Temple Social Work Students at Women's March on Washington, D.C.On January 20, half a million people gathered at the nation’s capital for the Women’s March on Washington, and members of Temple’s Social Work Student Collective were there to make their collective voice heard.

“It was great to be able to go to the march with friends, classmates, and community,” says Lydia Smith, SWSC’s president. “It was very exciting that so many people joined.”

Posted:  February 1, 2017

In HIV Prevention, Self-Identity Matters

In the United States, no population is at greater risk of HIV infection than African-American men who have sex with men (MSM): the Centers for Disease Control and Prevention estimate that if current rates continue, 1 in 2 men in this group will be diagnosed with HIV in their lifetime. At Temple’s School of Social Work, researchers are working to reduce that staggering statistic by rethinking the very terms that scientists use to describe this population.

Posted:  October 26, 2016

Maximizing Impact: Eboney Kraisoraphong, MSW '00

Eboney Kraisoraphong received her master of social work (MSW) from Temple’s School of Social Work in 2000. In January 2016 she became vice president of strategic quality management at Northeast Treatment Centers, a nonprofit behavioral health and social services provider. We spoke with Eboney about her career in child welfare management, her transition into a new role, and how changes in accountability measures benefit clients.

Posted:  October 21, 2016

Kelch Lecture To Focus On Art and Social Action

Join a panel of experts on African American arts and social action for this year’s Kelch Memorial Lecture on October 27. The lecture—“Art in Action: Voices from the Colored Girls Museum”—will take place on October 27 from 5:30 to 7:30 pm in Walk Auditorium, Ritter Hall.

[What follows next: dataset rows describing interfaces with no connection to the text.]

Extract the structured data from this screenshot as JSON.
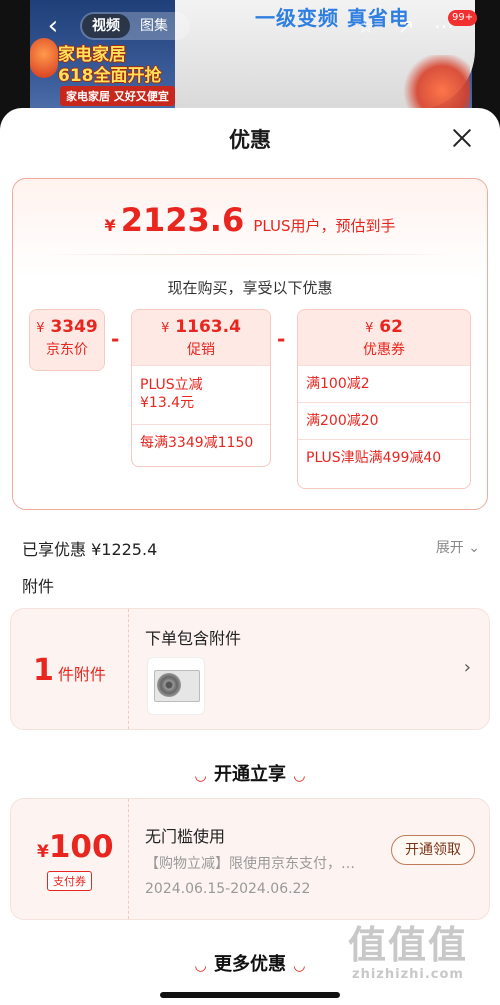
{
  "banner": {
    "slogan": "一级变频  真省电",
    "promo_line1": "家电家居",
    "promo_line2": "618全面开抢",
    "promo_line3": "家电家居  又好又便宜",
    "tab_video": "视频",
    "tab_gallery": "图集",
    "badge_count": "99+"
  },
  "sheet": {
    "title": "优惠"
  },
  "price": {
    "currency": "¥",
    "final": "2123.6",
    "final_tip": "PLUS用户，预估到手",
    "now_buy": "现在购买，享受以下优惠",
    "op_minus": "-",
    "jd": {
      "currency": "¥",
      "value": "3349",
      "label": "京东价"
    },
    "promo": {
      "currency": "¥",
      "value": "1163.4",
      "label": "促销",
      "items": [
        "PLUS立减\n¥13.4元",
        "每满3349减1150"
      ]
    },
    "coupon": {
      "currency": "¥",
      "value": "62",
      "label": "优惠券",
      "items": [
        "满100减2",
        "满200减20",
        "PLUS津贴满499减40"
      ]
    }
  },
  "enjoyed": "已享优惠 ¥1225.4",
  "expand": "展开",
  "attachments": {
    "section_title": "附件",
    "count": "1",
    "count_unit": "件附件",
    "title": "下单包含附件"
  },
  "plus_section": {
    "title": "开通立享"
  },
  "coupon_card": {
    "currency": "¥",
    "amount": "100",
    "tag": "支付券",
    "title": "无门槛使用",
    "desc": "【购物立减】限使用京东支付，…",
    "date": "2024.06.15-2024.06.22",
    "button": "开通领取"
  },
  "more_section": {
    "title": "更多优惠"
  },
  "watermark": {
    "line1": "值值值",
    "line2": "zhizhizhi.com"
  },
  "colors": {
    "accent": "#e8261f",
    "pale": "#fdf4f1"
  }
}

Guest speakers will be discussing the art and activism of the Colored Girls Museum, which is located in the Germantown neighborhood of Philadelphia and describes itself as “a memoir museum, which honors the stories, experiences, and history of Colored Girls.”

Posted:  October 10, 2016